There’s been dozens of local businesses, community leaders, neighbours, family, friends and complete strangers who’ve done a fundraiser or contributed a portion of their sales towards Scotland’s Yard.

For me, one of the most impactful stories was a youth hockey coach who committed to shaving his head after his team raised more than $20,000. His wife is also fighting her own battle with cancer, and it touched our hearts when they chose Scotland’s Yard as the charity to receive the funds. I remember being very emotional because it’s amazing what people can do; how selfless they can be and how committed they are.

Word of Scotland’s Yard spread like wildfire. Soon, we had people across the province donating to our cause and holding their own local events to raise money. We’ve been overwhelmed by the support from everyone who’s donated their time and money to our cause.

Our largest fundraiser is on July 8, 2022. Working with HockeyFest, which has been putting on these events since 2018, we are hosting a ball hockey tournament where teams of amateurs, former, and current NHL players can compete to win, but most of all, to have fun. This will be a full-scale event with sponsors, food and drink stands, and the opportunity for anyone to join in on the fun and support Scotland’s Yard. We’re thrilled to say we’ve completely sold out, with over 50 teams competing.

Q. Tell us more about the ball hockey tournament. How did it come to life and what caused it to grow so quickly?

It started off quite small. At first, it was a local tournament of recreation and youth league teams. It was set up to be competitive, fun, and anybody could join. I think that’s why it grew so fast. It was an inclusive event for a shared cause in our community. The event grew even larger when local NHL star, Ben Chiarot, became involved and helped promote it to the broader community. Soon, we had to hire HockeyFest to help with setting up the hockey rink, finding referees, and other logistics to help make the event run smoothly.

I’m going to be honest with you, it’s been overwhelming. But working directly with the Grand River Hospital Foundation makes our lives easier.

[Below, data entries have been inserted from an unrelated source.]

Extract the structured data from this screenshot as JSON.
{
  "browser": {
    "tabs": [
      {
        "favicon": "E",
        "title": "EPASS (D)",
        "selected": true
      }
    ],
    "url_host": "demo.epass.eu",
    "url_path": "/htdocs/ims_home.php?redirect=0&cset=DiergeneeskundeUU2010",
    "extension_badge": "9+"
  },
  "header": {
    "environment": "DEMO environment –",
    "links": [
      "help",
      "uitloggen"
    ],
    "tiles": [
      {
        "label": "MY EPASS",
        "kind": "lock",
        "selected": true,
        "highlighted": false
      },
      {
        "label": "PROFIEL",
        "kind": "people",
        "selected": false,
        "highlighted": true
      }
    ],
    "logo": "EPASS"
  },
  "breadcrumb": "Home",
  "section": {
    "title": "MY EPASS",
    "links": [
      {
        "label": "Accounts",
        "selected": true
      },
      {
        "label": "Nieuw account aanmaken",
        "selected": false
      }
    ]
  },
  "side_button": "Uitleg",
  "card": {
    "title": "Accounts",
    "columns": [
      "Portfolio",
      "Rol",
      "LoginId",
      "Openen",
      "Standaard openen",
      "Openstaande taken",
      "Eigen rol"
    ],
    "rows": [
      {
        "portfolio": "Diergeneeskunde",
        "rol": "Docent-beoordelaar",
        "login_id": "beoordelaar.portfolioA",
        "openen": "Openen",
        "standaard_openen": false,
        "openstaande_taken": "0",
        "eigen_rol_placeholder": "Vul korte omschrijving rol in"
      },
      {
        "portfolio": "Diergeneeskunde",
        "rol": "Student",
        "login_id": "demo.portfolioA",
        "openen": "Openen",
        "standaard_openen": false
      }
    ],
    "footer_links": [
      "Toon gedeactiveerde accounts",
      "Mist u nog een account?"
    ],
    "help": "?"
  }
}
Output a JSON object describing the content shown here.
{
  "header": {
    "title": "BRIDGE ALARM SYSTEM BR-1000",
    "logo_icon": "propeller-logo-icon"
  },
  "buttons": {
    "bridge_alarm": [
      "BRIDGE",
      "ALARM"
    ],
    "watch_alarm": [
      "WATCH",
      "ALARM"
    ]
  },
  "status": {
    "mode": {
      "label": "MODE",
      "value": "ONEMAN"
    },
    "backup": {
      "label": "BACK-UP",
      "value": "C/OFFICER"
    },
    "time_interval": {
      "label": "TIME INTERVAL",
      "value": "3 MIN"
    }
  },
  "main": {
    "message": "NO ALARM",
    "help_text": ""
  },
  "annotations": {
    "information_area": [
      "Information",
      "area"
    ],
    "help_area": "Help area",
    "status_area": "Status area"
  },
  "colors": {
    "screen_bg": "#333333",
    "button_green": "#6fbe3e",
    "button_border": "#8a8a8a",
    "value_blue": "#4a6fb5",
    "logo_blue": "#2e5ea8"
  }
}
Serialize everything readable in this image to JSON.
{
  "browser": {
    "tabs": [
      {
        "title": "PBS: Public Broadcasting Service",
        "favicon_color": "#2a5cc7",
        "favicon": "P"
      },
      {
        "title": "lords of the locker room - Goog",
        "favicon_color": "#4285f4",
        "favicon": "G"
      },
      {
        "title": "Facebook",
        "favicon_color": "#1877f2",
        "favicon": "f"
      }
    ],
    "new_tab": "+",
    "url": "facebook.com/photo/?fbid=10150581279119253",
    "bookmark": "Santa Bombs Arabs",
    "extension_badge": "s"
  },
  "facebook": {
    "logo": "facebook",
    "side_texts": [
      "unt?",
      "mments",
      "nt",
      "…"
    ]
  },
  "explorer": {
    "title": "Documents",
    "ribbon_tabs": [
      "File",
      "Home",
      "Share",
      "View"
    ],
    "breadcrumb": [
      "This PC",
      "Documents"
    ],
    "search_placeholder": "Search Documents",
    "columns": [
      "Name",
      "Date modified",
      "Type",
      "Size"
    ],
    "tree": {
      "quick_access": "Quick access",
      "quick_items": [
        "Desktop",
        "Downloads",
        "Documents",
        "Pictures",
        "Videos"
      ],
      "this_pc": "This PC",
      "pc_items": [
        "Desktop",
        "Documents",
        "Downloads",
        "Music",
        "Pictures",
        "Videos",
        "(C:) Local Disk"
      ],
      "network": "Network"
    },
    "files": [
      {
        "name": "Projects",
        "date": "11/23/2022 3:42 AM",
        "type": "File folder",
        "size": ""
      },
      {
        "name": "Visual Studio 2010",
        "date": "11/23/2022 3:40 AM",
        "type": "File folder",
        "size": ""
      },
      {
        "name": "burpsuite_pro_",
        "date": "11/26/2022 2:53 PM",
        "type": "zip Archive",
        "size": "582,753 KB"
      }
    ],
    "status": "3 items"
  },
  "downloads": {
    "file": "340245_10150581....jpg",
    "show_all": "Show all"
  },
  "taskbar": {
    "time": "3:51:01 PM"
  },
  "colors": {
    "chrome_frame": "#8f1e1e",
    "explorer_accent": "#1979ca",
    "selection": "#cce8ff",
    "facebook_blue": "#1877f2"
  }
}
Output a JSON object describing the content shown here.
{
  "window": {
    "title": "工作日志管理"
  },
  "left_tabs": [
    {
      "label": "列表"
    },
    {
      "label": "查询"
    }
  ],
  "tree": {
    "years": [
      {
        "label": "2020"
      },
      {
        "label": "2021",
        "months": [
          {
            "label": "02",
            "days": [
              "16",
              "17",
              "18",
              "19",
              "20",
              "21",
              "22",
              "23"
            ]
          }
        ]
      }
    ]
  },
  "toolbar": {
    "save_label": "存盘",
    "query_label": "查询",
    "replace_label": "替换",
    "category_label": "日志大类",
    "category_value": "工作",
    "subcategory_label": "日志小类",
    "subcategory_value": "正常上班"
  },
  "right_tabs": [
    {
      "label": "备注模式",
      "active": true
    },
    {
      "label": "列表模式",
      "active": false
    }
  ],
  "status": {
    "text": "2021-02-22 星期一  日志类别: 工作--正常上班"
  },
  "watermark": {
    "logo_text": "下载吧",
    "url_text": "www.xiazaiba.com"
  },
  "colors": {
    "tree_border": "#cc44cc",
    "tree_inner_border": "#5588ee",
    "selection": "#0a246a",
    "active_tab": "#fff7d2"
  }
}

Their board and staff have been a crucial and wonderful support system in helping us prep for the event for this July.

Q. Are there any learnings you’d like to share from Scotland’s Yard?

This may be cliché, but we’re still learning as we go along. Ultimately, I believe if you can dream it, you can do it. When we launched our initiative, it was with a single social media post. Then it just grew as our community became more involved to learn about Scottie and our story. I’m still blown away over how amazing this world and community is.

My advice to that person looking for inspiration is to just do it. Sometimes we put too many barriers up and second guess ourselves along the way. For me, it was hearing stories from the OREA community ambassadors – Bruce and Vince – who inspired me to not overthink this. Never be afraid or be too shy to share your story, no matter how tough or uncomfortable it may be.

Getting connected with Scotland’s Yard and the Grand River Hospital Foundation

For information about the Grand River Hospital Foundation and donating directly to Scotland’s Yard, please visit: